According to newly-released federal court documents, a state-licensed medical cannabis cultivator collaborated with several local law enforcement officials to sell over $13 million worth of legally-grown medical pot on the black market. The feds have charged 12 people, including four local cops, an assistant district attorney, and a local town board member, with 14 different criminal charges in connection with this illicit operation.
Federal prosecutors have charged two Franklin County sheriff's deputies with providing confidential information to the growers in exchange for new cars and ownership stakes in the business. Two other cops stand accused of warning these two deputies that they were under federal surveillance, and a board member of a nearby town was accused of accepting tens of thousands of dollars in exchange for advancing a local cannabis ordinance that was written by one of the alleged operators of the scheme.
Last week, Randal Cousineau, co-owner of the medical pot farm that was allegedly growing the black market weed, pleaded guilty to illegally cultivating and selling over a ton of weed. Although he admitted to being involved in the scheme, Cousineau claimed that Lucas Sirois, a co-owner in the business, was actually the leader of the operation. According to the feds, Sirois had been filing false income tax claims to cover up hundreds of thousands of dollars in cash he was making from the illicit sales.

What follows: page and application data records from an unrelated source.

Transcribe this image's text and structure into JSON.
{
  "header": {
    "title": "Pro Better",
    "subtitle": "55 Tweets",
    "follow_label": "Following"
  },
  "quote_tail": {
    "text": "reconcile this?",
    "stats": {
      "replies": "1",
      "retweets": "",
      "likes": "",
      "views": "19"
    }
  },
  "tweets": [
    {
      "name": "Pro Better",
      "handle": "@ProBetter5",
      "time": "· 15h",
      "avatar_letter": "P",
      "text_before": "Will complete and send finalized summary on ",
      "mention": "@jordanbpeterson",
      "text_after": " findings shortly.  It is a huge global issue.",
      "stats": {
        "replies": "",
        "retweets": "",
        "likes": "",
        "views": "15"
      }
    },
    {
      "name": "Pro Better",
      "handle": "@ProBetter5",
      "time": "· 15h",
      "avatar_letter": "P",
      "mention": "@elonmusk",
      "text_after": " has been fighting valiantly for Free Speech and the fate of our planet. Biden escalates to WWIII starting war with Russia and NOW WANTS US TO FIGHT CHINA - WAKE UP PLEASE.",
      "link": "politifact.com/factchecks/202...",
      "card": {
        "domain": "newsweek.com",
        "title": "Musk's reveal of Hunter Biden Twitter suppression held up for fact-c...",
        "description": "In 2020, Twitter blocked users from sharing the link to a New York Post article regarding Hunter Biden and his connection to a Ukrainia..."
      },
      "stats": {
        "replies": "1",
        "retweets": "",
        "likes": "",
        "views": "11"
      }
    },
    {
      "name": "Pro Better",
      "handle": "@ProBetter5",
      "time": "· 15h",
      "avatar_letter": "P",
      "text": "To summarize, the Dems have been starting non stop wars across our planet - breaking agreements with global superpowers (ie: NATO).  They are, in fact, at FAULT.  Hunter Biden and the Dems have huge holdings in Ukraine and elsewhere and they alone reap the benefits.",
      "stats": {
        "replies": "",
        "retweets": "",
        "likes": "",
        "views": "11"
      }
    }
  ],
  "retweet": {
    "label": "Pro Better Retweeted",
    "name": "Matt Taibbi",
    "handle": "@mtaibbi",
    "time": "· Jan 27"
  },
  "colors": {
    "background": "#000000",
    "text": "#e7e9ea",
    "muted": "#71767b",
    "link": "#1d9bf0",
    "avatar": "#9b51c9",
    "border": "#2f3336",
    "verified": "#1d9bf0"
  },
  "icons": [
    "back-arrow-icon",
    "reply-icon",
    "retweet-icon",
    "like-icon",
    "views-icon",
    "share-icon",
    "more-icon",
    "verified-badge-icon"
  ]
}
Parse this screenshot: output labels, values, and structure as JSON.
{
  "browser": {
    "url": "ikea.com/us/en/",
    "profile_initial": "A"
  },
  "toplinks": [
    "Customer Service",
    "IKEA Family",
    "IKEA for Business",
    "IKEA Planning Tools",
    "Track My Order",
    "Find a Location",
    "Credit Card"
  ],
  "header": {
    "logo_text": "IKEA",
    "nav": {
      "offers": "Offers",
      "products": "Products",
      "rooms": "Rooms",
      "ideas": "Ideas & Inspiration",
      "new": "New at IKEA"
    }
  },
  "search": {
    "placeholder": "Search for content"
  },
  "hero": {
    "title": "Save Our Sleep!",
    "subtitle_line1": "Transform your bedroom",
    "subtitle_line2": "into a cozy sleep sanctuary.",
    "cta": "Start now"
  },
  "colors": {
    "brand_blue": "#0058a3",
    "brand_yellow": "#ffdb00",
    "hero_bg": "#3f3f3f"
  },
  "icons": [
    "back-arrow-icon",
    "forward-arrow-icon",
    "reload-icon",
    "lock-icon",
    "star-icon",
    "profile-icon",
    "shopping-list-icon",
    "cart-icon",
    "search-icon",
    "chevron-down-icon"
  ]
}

Sirois has denied any involvement in the scheme, however. His attorney, Timothy Parlatore, told the Associated Press that his client “took great steps to ensure that he was acting in accordance with Maine law.” The attorney claimed that the federal charges were solely based on a statement from “the words of a disgruntled former employee,” and argued that this case “is not something the feds should be involving themselves with.”
Sirois' estranged wife was also charged with conspiracy and bank fraud in connection with the illegal operation. “This case cries out for a less antiquated approach to drug enforcement,” said attorney Ronald Bourget, who is representing Alisa Sirois in the case. “The ‘war on drugs’ may still be ongoing, but the white flag on marijuana was raised years ago.”
Franklin County Assistant District Attorney Kayla Alves has also been accused of tipping off one of these corrupt cops about the investigation. Walt McKee, her attorney, told the AP that she was completely innocent and that it was “disappointing to see her dragged into all of this.” Other than Cousineau, most of the defendants in the case are pleading innocent, and an attorney for one of the cops said that the federal charges only showed a “one-sided” version of the events.
Maine's black and gray market weed industries have been thriving since the Pine Tree State legalized adult-use pot, largely thanks to former Governor Paul LePage's attempts to derail legal sales. Maine voters originally legalized cannabis sales and use back in 2016, but the weed-hating former governor managed to delay the rollout of legal sales until last fall. In the meantime, black market dealers stepped up to fill the strong demand for weed, and other entrepreneurs kicked off gifting services to provide “free” weed in exchange for donations or sales of trivial merch.